Feature image from MANUSCRAPPED
By Jacob Henwood.
What changes after your first rejection?
Lots of stuff. It is harrowing. It is literally one of the hardest literary things you are ever going to experience. It is like eating carob, but it never ends. Everything you ever submit ever again gets automatically rejected. Forever. You just get the one go.
No-one ever tells you that until it’s too late.
No. It is not like eating carob at all. It’s fine. It’s better than fine. It’s really good!
There are lots of reasons why it is good: you can learn about your writing; you get to practice the submission process; and you get the chance to make it better.
I got some fantastic feedback from people who felt absolutely no obligation to make me feel better about myself and in all likelihood were not involved in my upbringing. Maybe they were; the process was anonymous.
The best part though was that the moment the submission went through a wall collapsed. Not a real one. Submitting stories does not compromise the structural integrity of buildings. Imagine if it did. That would be bad. Luckily, it was a metaphorical wall. I had never noticed it before, but when it was gone a lot of things started to make sense.

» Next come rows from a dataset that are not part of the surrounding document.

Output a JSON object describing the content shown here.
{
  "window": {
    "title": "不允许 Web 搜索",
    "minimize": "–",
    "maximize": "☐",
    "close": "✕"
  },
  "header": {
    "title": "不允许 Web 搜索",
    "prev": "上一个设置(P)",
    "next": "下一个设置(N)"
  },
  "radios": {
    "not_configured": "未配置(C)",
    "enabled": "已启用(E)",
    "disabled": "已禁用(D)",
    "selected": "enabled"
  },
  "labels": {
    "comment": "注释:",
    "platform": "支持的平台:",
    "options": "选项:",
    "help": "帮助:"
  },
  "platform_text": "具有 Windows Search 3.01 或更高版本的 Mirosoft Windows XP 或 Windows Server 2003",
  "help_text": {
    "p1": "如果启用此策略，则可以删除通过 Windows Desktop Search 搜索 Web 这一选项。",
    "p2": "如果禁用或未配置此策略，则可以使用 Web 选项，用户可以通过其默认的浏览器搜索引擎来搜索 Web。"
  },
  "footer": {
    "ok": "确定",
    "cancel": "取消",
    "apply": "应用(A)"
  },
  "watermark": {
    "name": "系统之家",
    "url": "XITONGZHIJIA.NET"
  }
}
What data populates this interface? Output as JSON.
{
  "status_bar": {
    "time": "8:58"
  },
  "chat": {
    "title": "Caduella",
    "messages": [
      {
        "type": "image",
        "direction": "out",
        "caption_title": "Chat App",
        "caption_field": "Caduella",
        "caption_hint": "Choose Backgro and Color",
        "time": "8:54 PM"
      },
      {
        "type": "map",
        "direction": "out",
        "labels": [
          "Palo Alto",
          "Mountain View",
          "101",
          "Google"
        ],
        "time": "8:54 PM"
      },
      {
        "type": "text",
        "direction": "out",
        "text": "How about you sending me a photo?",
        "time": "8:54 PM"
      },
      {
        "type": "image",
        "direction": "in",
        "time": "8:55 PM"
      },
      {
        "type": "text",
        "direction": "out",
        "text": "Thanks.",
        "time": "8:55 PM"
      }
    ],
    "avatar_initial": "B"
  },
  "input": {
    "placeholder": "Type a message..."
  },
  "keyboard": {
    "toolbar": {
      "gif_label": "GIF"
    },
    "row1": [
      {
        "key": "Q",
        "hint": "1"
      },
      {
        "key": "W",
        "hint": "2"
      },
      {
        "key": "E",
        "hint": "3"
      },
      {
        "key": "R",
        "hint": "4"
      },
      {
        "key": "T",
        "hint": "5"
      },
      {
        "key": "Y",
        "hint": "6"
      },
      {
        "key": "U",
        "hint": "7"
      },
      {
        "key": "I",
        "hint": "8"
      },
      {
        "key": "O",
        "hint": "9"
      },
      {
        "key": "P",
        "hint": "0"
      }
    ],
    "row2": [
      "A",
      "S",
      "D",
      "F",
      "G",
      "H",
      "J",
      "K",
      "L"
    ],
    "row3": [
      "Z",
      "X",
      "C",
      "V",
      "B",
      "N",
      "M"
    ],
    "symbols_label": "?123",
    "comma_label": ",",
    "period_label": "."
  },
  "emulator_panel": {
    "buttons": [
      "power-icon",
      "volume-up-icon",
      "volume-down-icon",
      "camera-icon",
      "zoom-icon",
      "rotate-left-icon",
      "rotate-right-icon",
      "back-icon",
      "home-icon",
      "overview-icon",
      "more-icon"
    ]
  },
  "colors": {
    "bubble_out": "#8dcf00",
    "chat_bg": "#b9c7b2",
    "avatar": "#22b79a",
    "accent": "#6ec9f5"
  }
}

What I realised as I stood amongst the debris was that it really didn’t matter if I got rejected. Lots of writers have been rejected. That isn’t news. It doesn’t matter to me and my writing. It will change my writing, because everything should change my writing.
It doesn’t mean that the story I am trying to tell isn’t a story worth telling. It means that I haven’t conveyed that yet. Perhaps I don’t have the skills, or the experience to do that yet. No biggie. I’ll keep going. I will learn, redraft, and submit again. I will probably be rejected again. When that happens, I will keep going.
There is a question that you should ask yourself. Why do you write? I write because I love the process, and I love books, and I love telling stories. I cannot think of anything that I would rather do with my time. When I look at that story now, I can see very clearly that I gnawed at the story instead of polishing it. That is a good thing, because now I get to make it better. I get to go back to what I love doing, and make it tighter, and make it cleaner, and make it with the best words with which I am able. Words are the wizard’s bananas, and writing them is the complete opposite of eating carob.